21. The two lower control arms were bolted to the centersection as shown. A tie bar bridged the area between the rear driver and passenger side lower control arm mounts, adding more strength to the system.
22. Pulling back a bit you can see how the assembly is attached to the centersection of the IRS system.
23. The Heidts Pro-G IRS system came with a pair of high-horsepower halfshaft assemblies. Anyone who has worked on a newer Corvette or Camaro will find they look pretty familiar.
24. The rotors were bolted to the hats using 5/16x3/4-inch button head crews and 5/16-inch split lock washers. We used red thread locker and torqued them to 180 in-lb. The Wilwood rotors came fully coated so they will keep looking good once in use.
25. The rotor assemblies were installed on the CV joints with the recessed side of the rotor assembly on the stub axle. It was fully secured, using thread locker, with 7/16x1 1/4-inch Grade 8 bolts and lock washers. We chose this method, but you could also install the outer end of the halfshaft into the upright and then the inner end onto the stub axle.
26. Before installing the upper links we inserted these rod end spacers onto both ends of each link.
27. This was definitely a two-person operation. We swung the upright up, catching the halfshaft on the way up and wiggling the halfshaft a bit until the splines slid into the sealed bearing. The halfshaft was then secured to the bearing hub using the large nut that was torqued to 100 ft-lb (Heidts advises to not use an impact gun for this). At the same time we connected the top of the upright to the main crossmember using the upper links (with the rod end spacers installed). The short end of the upper link went toward the upright.
28. We could then install our coilover assemblies (Heidts single-adjustable shocks with Viking 350lb springs). If you don’t have your shocks yet you can fabricate temporary links 12 inches long, which is the recommended ride height for the axles to be level to the ground.
29. To finish up the brakes we installed the Wilwood calipers onto the mounting plates with the 3/8-inch Grade 8 bolts in the kit using the supplied washes and shims to make sure everything was lined up. The caliper bolts were snugged to 20 ft-lb, and we used a dab of thread locker.
30. The result is a completely bolt-in IRS system that completely modernized our ’67 Camaro.
31. If you’re going to run your Camaro really low, or drive it really hard, then Heidts advises that you notch the frame out (you can see the semi-circular notch in the framerail saddle bracket) to give the upper links more room to articulate upward.
32. The shipping company lost one of our boxes, which contained the last part of our IRS system, so we’re going to wing it a bit.
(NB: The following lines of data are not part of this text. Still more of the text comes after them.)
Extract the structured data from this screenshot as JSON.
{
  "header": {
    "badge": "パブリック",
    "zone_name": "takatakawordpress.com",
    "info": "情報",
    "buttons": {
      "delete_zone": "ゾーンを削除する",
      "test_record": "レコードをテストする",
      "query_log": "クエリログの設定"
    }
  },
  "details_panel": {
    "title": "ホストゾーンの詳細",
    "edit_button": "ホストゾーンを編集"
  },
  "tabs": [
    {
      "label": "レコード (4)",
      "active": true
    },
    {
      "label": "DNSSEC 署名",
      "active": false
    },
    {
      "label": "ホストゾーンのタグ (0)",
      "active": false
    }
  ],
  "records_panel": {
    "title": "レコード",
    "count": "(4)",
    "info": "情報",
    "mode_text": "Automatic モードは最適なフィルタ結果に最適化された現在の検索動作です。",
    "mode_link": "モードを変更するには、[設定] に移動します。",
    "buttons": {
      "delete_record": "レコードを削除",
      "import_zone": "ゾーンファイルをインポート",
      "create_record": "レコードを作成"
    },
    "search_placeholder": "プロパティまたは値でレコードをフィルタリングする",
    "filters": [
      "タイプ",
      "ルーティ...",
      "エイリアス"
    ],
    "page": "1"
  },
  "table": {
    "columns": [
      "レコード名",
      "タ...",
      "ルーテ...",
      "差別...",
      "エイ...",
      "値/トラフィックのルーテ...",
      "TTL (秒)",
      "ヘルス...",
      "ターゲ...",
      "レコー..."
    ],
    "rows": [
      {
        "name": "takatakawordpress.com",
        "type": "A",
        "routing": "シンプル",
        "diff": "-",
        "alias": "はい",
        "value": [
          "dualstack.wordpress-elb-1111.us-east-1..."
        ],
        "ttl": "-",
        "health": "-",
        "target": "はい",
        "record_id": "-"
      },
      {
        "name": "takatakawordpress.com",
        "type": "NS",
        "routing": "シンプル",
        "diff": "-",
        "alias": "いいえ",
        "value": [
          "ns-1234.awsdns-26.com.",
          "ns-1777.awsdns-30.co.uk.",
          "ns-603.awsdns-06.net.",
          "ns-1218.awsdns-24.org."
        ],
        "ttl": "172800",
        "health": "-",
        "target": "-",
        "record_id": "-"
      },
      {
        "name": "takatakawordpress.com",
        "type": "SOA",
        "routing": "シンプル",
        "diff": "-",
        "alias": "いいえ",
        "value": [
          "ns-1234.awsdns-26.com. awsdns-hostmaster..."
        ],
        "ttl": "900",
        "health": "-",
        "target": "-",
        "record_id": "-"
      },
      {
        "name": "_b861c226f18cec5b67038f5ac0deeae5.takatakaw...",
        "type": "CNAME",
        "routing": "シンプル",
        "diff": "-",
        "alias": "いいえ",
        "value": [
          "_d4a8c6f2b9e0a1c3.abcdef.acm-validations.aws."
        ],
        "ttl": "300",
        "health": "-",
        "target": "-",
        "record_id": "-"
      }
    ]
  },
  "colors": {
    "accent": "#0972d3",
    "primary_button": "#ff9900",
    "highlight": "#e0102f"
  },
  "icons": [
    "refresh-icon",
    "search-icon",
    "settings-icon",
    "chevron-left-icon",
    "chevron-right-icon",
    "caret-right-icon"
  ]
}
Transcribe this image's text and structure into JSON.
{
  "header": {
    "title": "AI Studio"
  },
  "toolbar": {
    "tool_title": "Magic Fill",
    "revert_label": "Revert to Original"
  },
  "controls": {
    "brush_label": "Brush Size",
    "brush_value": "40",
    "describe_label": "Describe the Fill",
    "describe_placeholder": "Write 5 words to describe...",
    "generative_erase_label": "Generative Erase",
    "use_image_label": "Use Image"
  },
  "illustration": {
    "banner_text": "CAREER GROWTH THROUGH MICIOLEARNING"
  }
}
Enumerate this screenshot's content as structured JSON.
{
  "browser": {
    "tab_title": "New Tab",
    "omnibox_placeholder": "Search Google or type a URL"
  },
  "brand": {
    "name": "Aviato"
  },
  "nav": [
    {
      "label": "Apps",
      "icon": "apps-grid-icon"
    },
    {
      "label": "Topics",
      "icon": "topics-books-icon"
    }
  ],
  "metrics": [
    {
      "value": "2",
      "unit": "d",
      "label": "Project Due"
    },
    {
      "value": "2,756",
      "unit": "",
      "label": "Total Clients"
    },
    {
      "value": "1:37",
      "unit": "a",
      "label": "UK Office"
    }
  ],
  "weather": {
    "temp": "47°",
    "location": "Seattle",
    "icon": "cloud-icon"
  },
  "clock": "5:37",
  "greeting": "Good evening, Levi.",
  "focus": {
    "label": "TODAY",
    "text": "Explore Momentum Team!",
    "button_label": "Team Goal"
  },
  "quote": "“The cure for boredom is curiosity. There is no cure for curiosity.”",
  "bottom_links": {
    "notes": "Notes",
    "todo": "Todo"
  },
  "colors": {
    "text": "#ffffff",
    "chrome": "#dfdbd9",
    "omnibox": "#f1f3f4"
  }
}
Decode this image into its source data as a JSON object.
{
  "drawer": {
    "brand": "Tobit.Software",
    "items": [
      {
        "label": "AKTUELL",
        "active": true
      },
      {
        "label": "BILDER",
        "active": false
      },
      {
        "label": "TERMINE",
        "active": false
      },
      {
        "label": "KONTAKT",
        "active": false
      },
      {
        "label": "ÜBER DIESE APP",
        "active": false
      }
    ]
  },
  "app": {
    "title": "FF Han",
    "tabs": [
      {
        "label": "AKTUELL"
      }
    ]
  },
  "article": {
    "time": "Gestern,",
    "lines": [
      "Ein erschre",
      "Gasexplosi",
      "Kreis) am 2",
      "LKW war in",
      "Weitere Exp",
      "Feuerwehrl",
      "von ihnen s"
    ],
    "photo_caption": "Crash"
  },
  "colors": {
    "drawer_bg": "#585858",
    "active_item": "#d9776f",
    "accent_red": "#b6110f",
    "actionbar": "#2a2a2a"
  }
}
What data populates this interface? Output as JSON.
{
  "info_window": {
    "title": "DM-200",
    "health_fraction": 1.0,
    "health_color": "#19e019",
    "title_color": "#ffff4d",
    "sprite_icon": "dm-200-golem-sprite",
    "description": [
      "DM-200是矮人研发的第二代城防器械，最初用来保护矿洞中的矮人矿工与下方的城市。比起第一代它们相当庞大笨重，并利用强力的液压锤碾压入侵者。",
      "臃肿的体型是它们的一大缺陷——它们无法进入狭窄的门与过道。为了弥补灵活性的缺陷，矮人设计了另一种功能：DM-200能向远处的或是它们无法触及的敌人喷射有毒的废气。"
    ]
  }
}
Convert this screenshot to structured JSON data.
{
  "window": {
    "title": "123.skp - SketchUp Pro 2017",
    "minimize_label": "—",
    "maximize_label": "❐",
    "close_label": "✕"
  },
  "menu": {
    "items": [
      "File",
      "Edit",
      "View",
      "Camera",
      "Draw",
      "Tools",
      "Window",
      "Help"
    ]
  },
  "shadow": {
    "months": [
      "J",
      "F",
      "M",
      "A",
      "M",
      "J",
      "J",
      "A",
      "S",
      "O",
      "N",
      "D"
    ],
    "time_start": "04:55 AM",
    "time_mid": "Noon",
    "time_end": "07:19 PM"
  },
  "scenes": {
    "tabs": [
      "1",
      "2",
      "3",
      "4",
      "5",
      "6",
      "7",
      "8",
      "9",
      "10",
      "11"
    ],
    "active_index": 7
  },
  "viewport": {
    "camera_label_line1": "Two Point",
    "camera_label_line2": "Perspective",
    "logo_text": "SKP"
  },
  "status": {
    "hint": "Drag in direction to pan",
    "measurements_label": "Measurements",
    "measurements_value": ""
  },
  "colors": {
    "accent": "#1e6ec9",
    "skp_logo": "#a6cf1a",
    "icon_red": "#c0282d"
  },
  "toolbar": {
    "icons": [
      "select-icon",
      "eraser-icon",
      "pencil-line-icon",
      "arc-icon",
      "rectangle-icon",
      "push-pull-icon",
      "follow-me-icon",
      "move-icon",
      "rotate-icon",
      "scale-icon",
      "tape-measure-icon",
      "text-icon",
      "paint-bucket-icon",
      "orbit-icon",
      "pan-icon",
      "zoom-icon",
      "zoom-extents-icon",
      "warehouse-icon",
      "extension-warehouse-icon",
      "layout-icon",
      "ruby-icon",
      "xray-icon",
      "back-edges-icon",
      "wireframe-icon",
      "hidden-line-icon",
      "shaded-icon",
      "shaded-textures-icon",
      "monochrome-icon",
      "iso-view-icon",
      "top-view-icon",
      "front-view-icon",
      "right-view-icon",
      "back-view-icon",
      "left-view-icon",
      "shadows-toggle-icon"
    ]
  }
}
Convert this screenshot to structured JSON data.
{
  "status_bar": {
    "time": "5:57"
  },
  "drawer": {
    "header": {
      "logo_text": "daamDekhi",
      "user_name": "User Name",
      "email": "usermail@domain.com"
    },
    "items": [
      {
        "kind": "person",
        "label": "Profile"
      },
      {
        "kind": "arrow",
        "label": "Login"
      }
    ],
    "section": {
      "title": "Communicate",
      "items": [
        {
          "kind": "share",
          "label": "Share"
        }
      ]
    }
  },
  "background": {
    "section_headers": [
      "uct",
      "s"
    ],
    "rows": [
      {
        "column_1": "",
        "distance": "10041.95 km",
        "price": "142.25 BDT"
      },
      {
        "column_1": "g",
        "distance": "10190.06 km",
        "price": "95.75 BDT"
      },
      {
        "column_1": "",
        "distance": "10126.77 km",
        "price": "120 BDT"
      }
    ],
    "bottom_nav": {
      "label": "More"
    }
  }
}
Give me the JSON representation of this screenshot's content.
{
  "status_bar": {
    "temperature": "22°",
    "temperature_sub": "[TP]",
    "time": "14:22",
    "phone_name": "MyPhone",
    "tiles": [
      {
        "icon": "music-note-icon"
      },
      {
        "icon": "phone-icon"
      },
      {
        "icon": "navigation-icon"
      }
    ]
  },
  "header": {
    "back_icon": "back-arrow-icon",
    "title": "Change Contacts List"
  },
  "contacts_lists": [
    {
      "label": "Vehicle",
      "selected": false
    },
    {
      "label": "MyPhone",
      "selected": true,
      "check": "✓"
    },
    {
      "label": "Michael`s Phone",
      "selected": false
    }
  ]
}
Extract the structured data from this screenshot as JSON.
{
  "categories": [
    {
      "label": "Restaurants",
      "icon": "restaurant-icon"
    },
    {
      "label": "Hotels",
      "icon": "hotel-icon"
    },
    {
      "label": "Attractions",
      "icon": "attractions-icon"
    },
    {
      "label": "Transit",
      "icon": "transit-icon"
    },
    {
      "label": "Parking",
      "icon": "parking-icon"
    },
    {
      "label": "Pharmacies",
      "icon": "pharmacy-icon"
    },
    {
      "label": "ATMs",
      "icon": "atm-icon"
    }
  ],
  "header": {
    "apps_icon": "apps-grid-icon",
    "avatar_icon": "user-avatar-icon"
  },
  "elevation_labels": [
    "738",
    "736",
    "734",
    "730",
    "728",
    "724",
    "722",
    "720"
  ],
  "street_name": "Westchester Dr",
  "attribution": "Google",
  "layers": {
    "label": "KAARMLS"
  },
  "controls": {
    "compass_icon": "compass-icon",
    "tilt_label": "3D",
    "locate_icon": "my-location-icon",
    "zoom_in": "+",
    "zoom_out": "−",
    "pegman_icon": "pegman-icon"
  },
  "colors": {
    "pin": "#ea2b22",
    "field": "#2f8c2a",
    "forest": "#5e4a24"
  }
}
The subframe connectors tie the rear points of the front subframe to the rear framerails. This greatly enhances the stiffness of the Camaro, but more importantly it provides mounting points for the forward strut rods. The strut rods provide more strength to the IRS system and are critical for dialing in the system’s geometry as well as preventing wheelhop for better forward acceleration.
Photos by Steven Rupp